* **Required work**
Copy each line of the data below with the word "items".

[Opening Input records section]

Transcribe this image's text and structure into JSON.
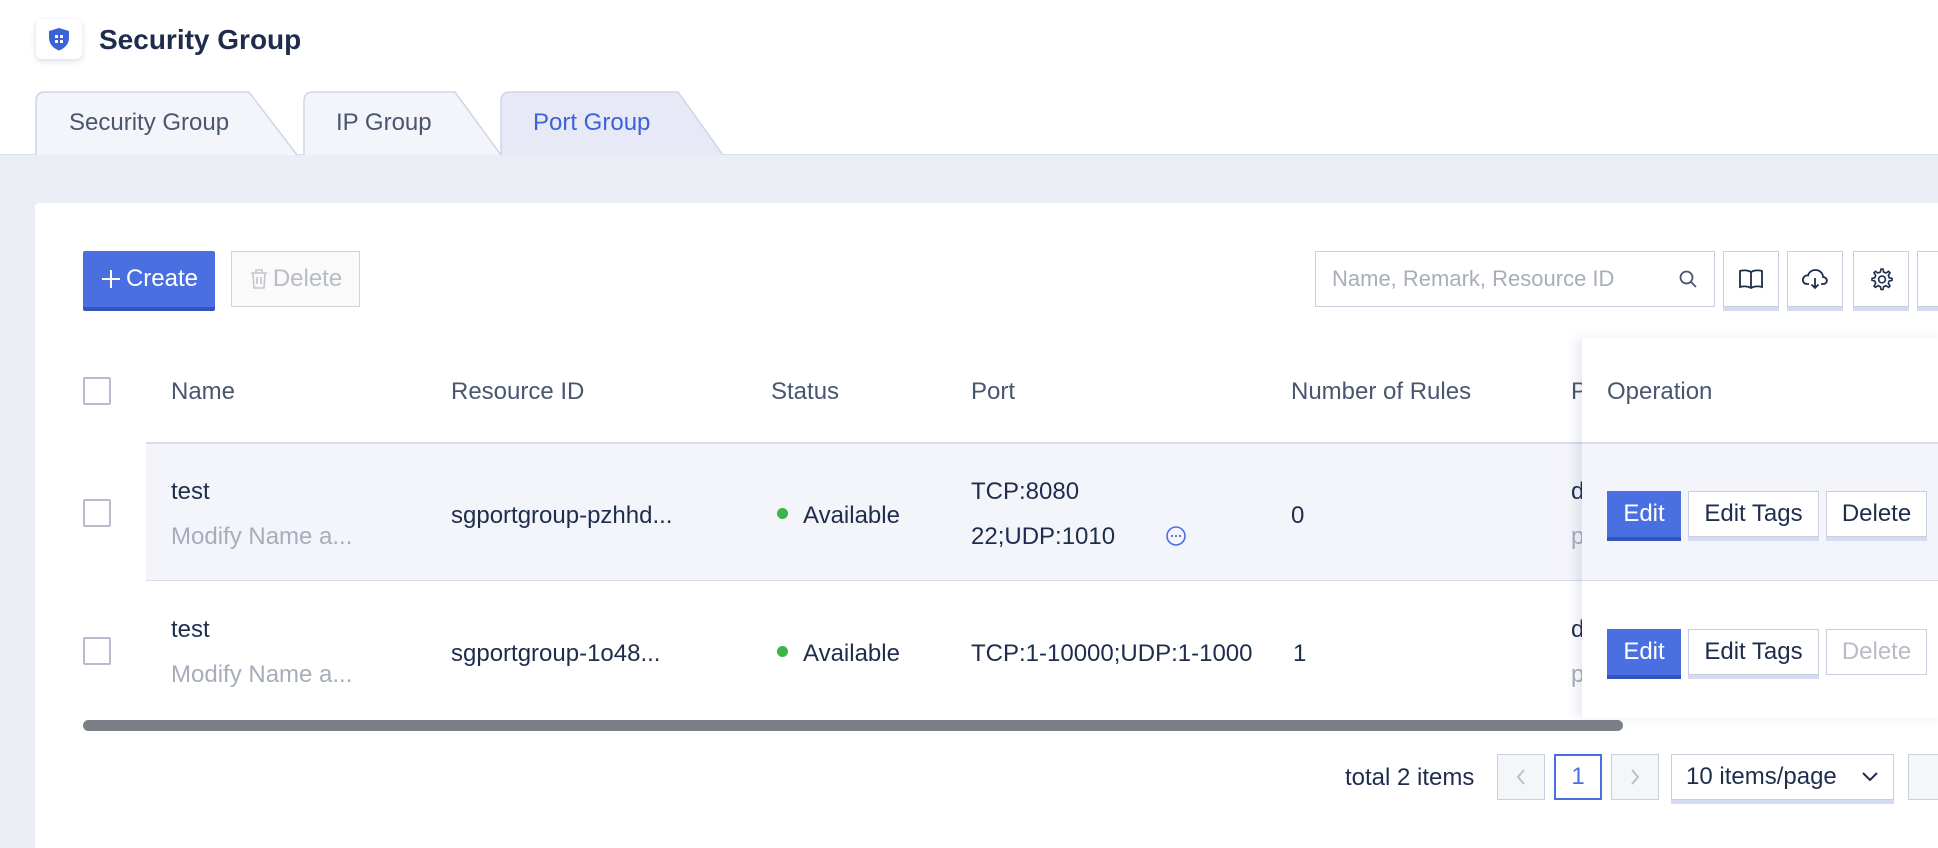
{
  "header": {
    "title": "Security Group"
  },
  "tabs": [
    {
      "label": "Security Group",
      "active": false
    },
    {
      "label": "IP Group",
      "active": false
    },
    {
      "label": "Port Group",
      "active": true
    }
  ],
  "toolbar": {
    "create_label": "Create",
    "delete_label": "Delete",
    "search_placeholder": "Name, Remark, Resource ID",
    "icons": [
      "book-icon",
      "cloud-download-icon",
      "gear-icon",
      "more-icon"
    ]
  },
  "table": {
    "columns": [
      "Name",
      "Resource ID",
      "Status",
      "Port",
      "Number of Rules",
      "P",
      "Operation"
    ],
    "rows": [
      {
        "name": "test",
        "remark": "Modify Name a...",
        "resource_id": "sgportgroup-pzhhd...",
        "status": "Available",
        "port_line1": "TCP:8080",
        "port_line2": "22;UDP:1010",
        "rules": "0",
        "p_line1": "d",
        "p_line2": "p",
        "edit": "Edit",
        "edit_tags": "Edit Tags",
        "delete": "Delete",
        "delete_enabled": true
      },
      {
        "name": "test",
        "remark": "Modify Name a...",
        "resource_id": "sgportgroup-1o48...",
        "status": "Available",
        "port_line1": "TCP:1-10000;UDP:1-1000",
        "port_line2": "",
        "rules": "1",
        "p_line1": "d",
        "p_line2": "p",
        "edit": "Edit",
        "edit_tags": "Edit Tags",
        "delete": "Delete",
        "delete_enabled": false
      }
    ]
  },
  "pagination": {
    "total_text": "total 2 items",
    "current_page": "1",
    "page_size": "10 items/page"
  },
  "colors": {
    "primary": "#4a6fe0",
    "status_available": "#3bb54a",
    "active_tab": "#3b62d8"
  }
}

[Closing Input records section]

* **Answer to this task**
    "total_text": "total 2 items",
    "page_size": "10 items/page"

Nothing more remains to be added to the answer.